Exercise requirements: Pull out every line below that holds the word "screenshot".

Provided material:
==*==

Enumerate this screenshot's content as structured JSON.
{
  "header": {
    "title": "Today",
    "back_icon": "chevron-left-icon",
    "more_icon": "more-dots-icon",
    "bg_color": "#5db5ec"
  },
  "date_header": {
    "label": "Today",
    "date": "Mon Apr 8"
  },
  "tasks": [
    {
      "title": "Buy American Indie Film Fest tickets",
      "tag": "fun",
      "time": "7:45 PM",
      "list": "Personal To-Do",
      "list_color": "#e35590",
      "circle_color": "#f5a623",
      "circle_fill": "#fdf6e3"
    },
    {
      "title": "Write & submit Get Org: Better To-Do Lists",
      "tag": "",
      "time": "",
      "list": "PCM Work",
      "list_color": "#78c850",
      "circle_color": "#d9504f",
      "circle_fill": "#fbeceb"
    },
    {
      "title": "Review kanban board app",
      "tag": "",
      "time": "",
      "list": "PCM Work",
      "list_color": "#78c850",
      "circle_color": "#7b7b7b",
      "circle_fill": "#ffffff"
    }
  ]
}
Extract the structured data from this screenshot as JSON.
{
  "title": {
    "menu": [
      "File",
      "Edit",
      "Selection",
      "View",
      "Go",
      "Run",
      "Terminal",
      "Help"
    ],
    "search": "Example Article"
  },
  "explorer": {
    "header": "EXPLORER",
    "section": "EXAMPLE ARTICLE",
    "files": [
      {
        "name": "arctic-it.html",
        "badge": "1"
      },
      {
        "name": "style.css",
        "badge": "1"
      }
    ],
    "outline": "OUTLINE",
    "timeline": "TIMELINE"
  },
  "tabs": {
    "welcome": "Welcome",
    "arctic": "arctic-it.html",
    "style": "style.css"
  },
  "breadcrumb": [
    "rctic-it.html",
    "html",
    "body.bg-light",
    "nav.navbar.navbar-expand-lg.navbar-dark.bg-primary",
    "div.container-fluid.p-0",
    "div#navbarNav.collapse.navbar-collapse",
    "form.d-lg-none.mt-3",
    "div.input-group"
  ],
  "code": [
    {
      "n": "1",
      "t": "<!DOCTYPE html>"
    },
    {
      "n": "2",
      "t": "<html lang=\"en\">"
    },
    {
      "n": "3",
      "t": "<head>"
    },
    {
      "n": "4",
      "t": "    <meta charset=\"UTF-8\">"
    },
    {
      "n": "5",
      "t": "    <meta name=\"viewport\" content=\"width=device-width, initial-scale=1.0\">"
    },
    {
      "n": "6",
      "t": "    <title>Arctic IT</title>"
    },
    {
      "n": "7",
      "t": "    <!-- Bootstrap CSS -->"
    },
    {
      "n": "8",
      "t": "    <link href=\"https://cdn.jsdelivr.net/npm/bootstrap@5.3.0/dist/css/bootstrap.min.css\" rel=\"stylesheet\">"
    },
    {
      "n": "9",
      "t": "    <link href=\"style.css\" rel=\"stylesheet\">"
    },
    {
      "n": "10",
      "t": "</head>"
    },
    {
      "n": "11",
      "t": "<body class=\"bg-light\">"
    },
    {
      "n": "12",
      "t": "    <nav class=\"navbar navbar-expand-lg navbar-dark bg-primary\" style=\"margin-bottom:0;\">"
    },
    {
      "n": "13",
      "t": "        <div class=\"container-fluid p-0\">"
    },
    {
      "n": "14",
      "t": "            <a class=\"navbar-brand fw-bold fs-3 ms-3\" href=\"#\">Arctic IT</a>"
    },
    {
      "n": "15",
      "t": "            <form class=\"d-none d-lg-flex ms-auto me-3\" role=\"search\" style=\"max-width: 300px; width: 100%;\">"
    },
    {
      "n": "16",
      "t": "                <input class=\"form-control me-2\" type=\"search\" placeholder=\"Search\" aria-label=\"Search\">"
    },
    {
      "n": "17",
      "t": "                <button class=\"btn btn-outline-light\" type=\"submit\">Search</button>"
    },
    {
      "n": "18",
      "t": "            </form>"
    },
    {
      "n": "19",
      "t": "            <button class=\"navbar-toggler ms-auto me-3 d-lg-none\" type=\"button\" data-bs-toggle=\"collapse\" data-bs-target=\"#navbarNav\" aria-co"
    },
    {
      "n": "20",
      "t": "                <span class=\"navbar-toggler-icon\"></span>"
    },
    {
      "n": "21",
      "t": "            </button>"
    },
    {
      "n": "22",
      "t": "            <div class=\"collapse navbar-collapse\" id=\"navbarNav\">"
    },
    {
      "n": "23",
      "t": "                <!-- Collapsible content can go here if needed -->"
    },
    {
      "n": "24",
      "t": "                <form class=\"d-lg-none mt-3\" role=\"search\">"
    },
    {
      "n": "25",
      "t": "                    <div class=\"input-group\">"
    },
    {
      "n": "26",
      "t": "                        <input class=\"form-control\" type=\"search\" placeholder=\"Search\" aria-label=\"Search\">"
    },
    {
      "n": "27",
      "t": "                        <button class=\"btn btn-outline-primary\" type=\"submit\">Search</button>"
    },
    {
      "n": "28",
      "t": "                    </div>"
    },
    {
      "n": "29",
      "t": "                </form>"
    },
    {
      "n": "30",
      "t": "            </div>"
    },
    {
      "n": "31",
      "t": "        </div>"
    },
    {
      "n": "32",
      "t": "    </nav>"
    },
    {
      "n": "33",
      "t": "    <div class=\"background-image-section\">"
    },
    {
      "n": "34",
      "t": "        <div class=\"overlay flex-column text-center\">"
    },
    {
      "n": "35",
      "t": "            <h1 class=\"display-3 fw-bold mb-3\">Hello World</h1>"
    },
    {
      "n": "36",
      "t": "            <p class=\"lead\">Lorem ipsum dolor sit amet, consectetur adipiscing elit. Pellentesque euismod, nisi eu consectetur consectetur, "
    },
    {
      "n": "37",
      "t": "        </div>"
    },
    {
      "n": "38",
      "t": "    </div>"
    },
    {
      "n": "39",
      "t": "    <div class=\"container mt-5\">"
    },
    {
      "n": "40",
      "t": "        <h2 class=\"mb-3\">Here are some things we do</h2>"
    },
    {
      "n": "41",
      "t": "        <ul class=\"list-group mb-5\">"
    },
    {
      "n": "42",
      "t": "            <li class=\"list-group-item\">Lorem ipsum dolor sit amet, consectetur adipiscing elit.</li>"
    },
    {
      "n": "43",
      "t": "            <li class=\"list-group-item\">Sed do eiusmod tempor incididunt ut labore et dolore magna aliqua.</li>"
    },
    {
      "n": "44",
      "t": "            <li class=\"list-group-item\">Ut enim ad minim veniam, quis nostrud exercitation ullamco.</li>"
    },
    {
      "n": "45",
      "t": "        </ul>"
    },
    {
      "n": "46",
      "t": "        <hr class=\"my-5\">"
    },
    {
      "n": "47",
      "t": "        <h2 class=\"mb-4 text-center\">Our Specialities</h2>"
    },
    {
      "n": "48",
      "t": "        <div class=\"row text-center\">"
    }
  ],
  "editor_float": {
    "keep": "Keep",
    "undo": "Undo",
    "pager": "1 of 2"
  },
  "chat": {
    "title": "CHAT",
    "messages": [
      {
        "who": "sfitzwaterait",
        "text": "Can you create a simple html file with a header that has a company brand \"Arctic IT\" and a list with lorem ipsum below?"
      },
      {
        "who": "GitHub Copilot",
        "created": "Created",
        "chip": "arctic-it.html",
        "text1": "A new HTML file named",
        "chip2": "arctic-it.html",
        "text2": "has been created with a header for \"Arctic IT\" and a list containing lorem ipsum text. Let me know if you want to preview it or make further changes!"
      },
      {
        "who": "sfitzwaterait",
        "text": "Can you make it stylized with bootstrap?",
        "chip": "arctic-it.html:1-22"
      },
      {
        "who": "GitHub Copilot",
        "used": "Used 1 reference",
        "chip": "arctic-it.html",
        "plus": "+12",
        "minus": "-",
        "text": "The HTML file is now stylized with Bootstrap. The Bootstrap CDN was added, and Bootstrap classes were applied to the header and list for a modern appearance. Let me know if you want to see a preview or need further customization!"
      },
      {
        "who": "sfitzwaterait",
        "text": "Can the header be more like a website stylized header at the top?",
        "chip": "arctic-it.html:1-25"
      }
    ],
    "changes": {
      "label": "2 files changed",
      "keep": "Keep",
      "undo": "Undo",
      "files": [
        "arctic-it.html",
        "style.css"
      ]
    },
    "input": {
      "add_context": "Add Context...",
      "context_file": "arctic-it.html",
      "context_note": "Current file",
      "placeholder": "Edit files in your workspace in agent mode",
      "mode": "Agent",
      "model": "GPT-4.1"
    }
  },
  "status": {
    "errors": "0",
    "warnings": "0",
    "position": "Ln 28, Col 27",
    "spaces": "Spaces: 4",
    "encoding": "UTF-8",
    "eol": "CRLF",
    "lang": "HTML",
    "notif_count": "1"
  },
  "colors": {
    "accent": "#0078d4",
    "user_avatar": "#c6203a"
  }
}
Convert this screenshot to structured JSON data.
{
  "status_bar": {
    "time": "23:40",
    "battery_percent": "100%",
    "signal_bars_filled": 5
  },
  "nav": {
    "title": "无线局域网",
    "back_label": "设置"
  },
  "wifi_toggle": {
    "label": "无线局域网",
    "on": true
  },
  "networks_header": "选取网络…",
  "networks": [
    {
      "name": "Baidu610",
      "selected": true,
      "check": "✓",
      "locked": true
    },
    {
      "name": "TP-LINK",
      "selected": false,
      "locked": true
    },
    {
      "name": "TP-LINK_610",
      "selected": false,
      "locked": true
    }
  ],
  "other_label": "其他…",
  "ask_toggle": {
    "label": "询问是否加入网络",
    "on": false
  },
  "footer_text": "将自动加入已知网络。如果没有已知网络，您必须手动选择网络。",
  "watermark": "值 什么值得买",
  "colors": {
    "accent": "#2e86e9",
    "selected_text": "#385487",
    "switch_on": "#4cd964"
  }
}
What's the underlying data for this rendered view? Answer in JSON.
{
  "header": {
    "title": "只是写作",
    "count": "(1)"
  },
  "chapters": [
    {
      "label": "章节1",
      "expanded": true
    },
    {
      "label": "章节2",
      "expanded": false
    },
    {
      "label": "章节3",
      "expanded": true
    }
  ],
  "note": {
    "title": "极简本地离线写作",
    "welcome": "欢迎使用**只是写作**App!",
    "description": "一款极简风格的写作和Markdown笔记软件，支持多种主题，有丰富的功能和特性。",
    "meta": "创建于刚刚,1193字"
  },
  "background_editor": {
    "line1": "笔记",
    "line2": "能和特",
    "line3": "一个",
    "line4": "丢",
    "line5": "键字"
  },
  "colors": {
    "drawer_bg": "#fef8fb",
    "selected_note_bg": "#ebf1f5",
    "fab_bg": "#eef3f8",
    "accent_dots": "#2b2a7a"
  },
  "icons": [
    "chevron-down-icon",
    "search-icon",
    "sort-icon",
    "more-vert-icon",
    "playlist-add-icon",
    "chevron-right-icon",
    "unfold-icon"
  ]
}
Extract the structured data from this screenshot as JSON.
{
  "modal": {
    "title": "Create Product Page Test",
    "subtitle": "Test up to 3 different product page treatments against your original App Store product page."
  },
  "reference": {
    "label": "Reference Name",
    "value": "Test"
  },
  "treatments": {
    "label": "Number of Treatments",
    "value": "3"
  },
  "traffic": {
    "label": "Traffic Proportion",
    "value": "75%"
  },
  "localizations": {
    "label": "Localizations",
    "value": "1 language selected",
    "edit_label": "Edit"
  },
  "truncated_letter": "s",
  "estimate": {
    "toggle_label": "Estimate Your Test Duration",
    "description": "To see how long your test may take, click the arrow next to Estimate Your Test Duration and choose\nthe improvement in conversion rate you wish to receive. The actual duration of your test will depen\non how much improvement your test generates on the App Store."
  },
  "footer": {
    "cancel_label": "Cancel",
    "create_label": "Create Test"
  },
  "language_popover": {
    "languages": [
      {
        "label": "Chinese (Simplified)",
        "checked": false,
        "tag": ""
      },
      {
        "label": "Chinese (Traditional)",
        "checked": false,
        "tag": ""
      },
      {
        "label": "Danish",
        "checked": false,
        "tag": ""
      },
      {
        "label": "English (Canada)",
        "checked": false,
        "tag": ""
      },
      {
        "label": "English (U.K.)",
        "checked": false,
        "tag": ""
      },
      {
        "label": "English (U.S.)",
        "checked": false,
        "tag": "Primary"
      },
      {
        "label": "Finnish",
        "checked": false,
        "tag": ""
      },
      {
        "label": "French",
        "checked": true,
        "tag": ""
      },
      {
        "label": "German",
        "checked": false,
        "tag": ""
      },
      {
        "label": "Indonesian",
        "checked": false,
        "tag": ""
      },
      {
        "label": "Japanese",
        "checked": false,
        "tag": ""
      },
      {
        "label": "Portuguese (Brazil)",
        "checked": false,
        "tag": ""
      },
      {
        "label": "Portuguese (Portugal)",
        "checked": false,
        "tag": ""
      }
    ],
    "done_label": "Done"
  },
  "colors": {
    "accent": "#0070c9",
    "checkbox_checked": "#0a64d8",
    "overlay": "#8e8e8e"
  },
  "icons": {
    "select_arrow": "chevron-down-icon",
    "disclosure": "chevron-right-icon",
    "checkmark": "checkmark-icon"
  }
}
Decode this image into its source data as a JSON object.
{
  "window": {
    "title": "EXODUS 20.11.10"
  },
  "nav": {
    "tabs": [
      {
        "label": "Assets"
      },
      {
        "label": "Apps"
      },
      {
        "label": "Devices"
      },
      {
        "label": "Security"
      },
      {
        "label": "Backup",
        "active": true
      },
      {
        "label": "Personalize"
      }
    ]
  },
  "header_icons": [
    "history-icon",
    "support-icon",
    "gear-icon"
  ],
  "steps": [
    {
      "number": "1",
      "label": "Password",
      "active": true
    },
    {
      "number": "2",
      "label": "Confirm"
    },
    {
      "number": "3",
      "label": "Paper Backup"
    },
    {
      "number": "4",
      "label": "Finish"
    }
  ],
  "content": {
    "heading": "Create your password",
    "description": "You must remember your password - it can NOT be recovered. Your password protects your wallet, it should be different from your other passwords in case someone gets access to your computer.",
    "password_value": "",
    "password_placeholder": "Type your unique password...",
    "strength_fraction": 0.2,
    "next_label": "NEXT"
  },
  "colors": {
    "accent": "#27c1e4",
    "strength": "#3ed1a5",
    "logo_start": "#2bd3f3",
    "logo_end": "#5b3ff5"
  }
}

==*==

Output of the exercise:
Enumerate this screenshot's content as structured JSON.
Extract the structured data from this screenshot as JSON.
Convert this screenshot to structured JSON data.
Extract the structured data from this screenshot as JSON.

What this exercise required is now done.